Despite it being excellent evidence, the common problem in illicit testimony is the unavailable witness. A witness is considered unavailable when they refuse to testify. The are several reasons that will cause a witness to deny testifying.
A witness will not testify if they can assert a privilege. This means that because of law, and to protects a person’s interests, there are certain kinds of communications that are privileged. Much of the conversations between attorneys and their clients are privileged and will be held in confidence, as are communications between a Therapist and their patient. Additionally, a spouse will not be asked to testify against their own spouse because of spousal privilege. This is a common obstacle in domestic violence cases. A spouse cannot be made to testify against their spouse, to protect the sanctity and privacy of marriage. For example, Husband hits Wife and wife has filed charges against her husband. She cannot be made to take the stand when the case is being heard and give testimony against the husband, unless she chooses to do so. It is her right to waive the privilege and testify.
Another reason a witness will be considered unavailable is because they refuse to testify. In certain situations a witness will not want to get involved, or divulge testimony in fear of their own lives, or other reasons. For example, if a friend witnesses a friend’s husband hit his wife, the friend may be too scared to testify if she believes the husband is a dangerous guy. In those situations, the witness may refuse to testify.
If a witness dies, or is terminally ill, they will be unavailable to testify. This goes without saying, and defines the term unavailable witness, since the witness is literally unavailable. Similarly, if the person is absent form the State, they cannot testify.
A person may also testify but still be deemed an unavailable witness if the only thing they can testify to is that they do not remember what happened. In this sense, they witness might as well be unavailable, because it is like they were not there, since they do not remember what happened.
Although the unavailable witness is a strong obstacle in domestic violence cases, the Prosecution can still gather enough evidence for conviction.
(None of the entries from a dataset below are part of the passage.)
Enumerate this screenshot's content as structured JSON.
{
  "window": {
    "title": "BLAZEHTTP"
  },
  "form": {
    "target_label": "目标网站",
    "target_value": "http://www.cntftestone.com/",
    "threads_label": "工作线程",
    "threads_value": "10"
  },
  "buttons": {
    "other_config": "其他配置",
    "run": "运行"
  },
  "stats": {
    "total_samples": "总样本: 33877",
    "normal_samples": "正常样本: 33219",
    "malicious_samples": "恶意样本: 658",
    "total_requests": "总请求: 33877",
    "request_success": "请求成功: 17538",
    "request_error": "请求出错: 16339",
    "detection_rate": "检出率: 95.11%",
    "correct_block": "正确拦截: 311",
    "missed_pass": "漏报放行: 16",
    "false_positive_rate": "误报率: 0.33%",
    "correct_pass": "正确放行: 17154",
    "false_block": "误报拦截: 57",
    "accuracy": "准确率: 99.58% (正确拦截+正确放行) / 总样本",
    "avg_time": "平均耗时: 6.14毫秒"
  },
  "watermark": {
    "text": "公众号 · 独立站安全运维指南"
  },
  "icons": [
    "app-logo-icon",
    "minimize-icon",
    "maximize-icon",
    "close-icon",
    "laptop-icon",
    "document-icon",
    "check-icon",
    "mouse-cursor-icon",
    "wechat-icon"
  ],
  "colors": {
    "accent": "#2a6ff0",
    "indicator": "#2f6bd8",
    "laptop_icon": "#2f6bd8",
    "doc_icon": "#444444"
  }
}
It is important to consult a Los Angeles Domestic Violence lawyer to discuss the many options and defenses available and the strength or weaknesses of your case.